DATA FOR ANALYSIS:
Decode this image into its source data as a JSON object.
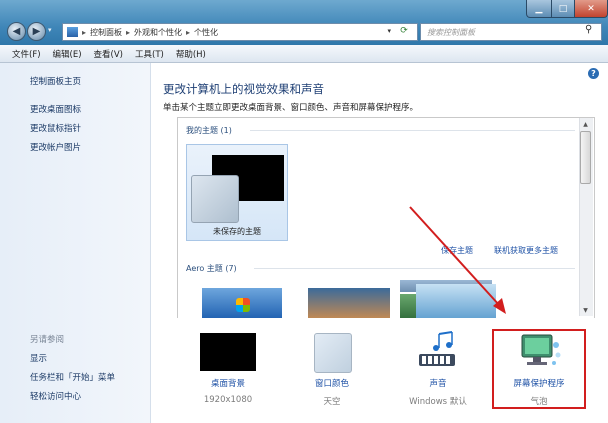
{
  "window": {
    "min_glyph": "▁",
    "max_glyph": "□",
    "close_glyph": "✕"
  },
  "address": {
    "segments": [
      "控制面板",
      "外观和个性化",
      "个性化"
    ],
    "separator": "▸",
    "search_placeholder": "搜索控制面板"
  },
  "menu": [
    "文件(F)",
    "编辑(E)",
    "查看(V)",
    "工具(T)",
    "帮助(H)"
  ],
  "sidebar": {
    "links": [
      "控制面板主页",
      "更改桌面图标",
      "更改鼠标指针",
      "更改帐户图片"
    ],
    "see_also_title": "另请参阅",
    "see_also": [
      "显示",
      "任务栏和「开始」菜单",
      "轻松访问中心"
    ]
  },
  "main": {
    "title": "更改计算机上的视觉效果和声音",
    "subtitle": "单击某个主题立即更改桌面背景、窗口颜色、声音和屏幕保护程序。",
    "my_themes_label": "我的主题 (1)",
    "unsaved_theme": "未保存的主题",
    "save_theme": "保存主题",
    "get_more_themes": "联机获取更多主题",
    "aero_label": "Aero 主题 (7)"
  },
  "bottom": {
    "desktop_background": {
      "label": "桌面背景",
      "value": "1920x1080"
    },
    "window_color": {
      "label": "窗口颜色",
      "value": "天空"
    },
    "sounds": {
      "label": "声音",
      "value": "Windows 默认"
    },
    "screen_saver": {
      "label": "屏幕保护程序",
      "value": "气泡"
    }
  },
  "colors": {
    "highlight": "#d21e1e",
    "link": "#1f52a6",
    "title": "#1e3f74"
  }
}
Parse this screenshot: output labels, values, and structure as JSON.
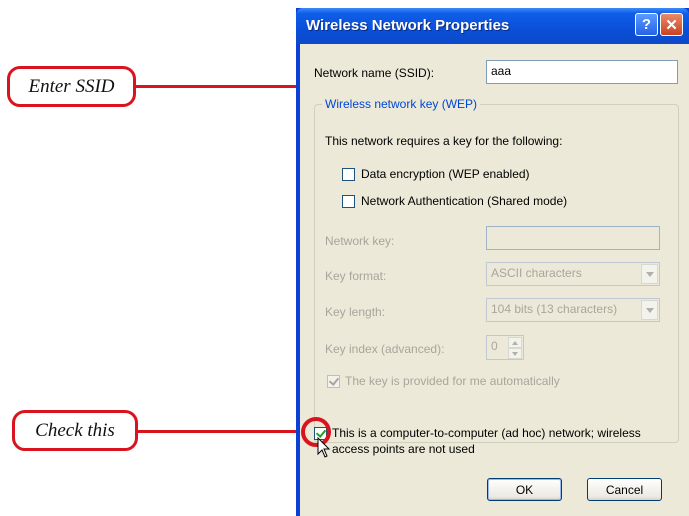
{
  "callouts": {
    "ssid": "Enter SSID",
    "check": "Check this"
  },
  "window": {
    "title": "Wireless Network Properties",
    "help_glyph": "?",
    "close_glyph": "✕"
  },
  "form": {
    "ssid_label": "Network name (SSID):",
    "ssid_value": "aaa",
    "group_caption": "Wireless network key (WEP)",
    "requires_text": "This network requires a key for the following:",
    "data_encryption_label": "Data encryption (WEP enabled)",
    "data_encryption_checked": false,
    "net_auth_label": "Network Authentication (Shared mode)",
    "net_auth_checked": false,
    "network_key_label": "Network key:",
    "network_key_value": "",
    "key_format_label": "Key format:",
    "key_format_value": "ASCII characters",
    "key_length_label": "Key length:",
    "key_length_value": "104 bits (13 characters)",
    "key_index_label": "Key index (advanced):",
    "key_index_value": "0",
    "auto_key_label": "The key is provided for me automatically",
    "auto_key_checked": true,
    "adhoc_label_line1": "This is a computer-to-computer (ad hoc) network; wireless",
    "adhoc_label_line2": "access points are not used",
    "adhoc_checked": true
  },
  "buttons": {
    "ok": "OK",
    "cancel": "Cancel"
  },
  "colors": {
    "callout_red": "#d9141f",
    "titlebar_blue": "#0a4fd9",
    "dialog_bg": "#ece9d8",
    "group_caption_blue": "#0046d5"
  }
}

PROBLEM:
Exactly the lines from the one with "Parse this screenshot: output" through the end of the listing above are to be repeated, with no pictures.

SOLUTION FOR THIS PROBLEM:
Parse this screenshot: output labels, values, and structure as JSON.
{
  "callouts": {
    "ssid": "Enter SSID",
    "check": "Check this"
  },
  "window": {
    "title": "Wireless Network Properties",
    "help_glyph": "?",
    "close_glyph": "✕"
  },
  "form": {
    "ssid_label": "Network name (SSID):",
    "ssid_value": "aaa",
    "group_caption": "Wireless network key (WEP)",
    "requires_text": "This network requires a key for the following:",
    "data_encryption_label": "Data encryption (WEP enabled)",
    "data_encryption_checked": false,
    "net_auth_label": "Network Authentication (Shared mode)",
    "net_auth_checked": false,
    "network_key_label": "Network key:",
    "network_key_value": "",
    "key_format_label": "Key format:",
    "key_format_value": "ASCII characters",
    "key_length_label": "Key length:",
    "key_length_value": "104 bits (13 characters)",
    "key_index_label": "Key index (advanced):",
    "key_index_value": "0",
    "auto_key_label": "The key is provided for me automatically",
    "auto_key_checked": true,
    "adhoc_label_line1": "This is a computer-to-computer (ad hoc) network; wireless",
    "adhoc_label_line2": "access points are not used",
    "adhoc_checked": true
  },
  "buttons": {
    "ok": "OK",
    "cancel": "Cancel"
  },
  "colors": {
    "callout_red": "#d9141f",
    "titlebar_blue": "#0a4fd9",
    "dialog_bg": "#ece9d8",
    "group_caption_blue": "#0046d5"
  }
}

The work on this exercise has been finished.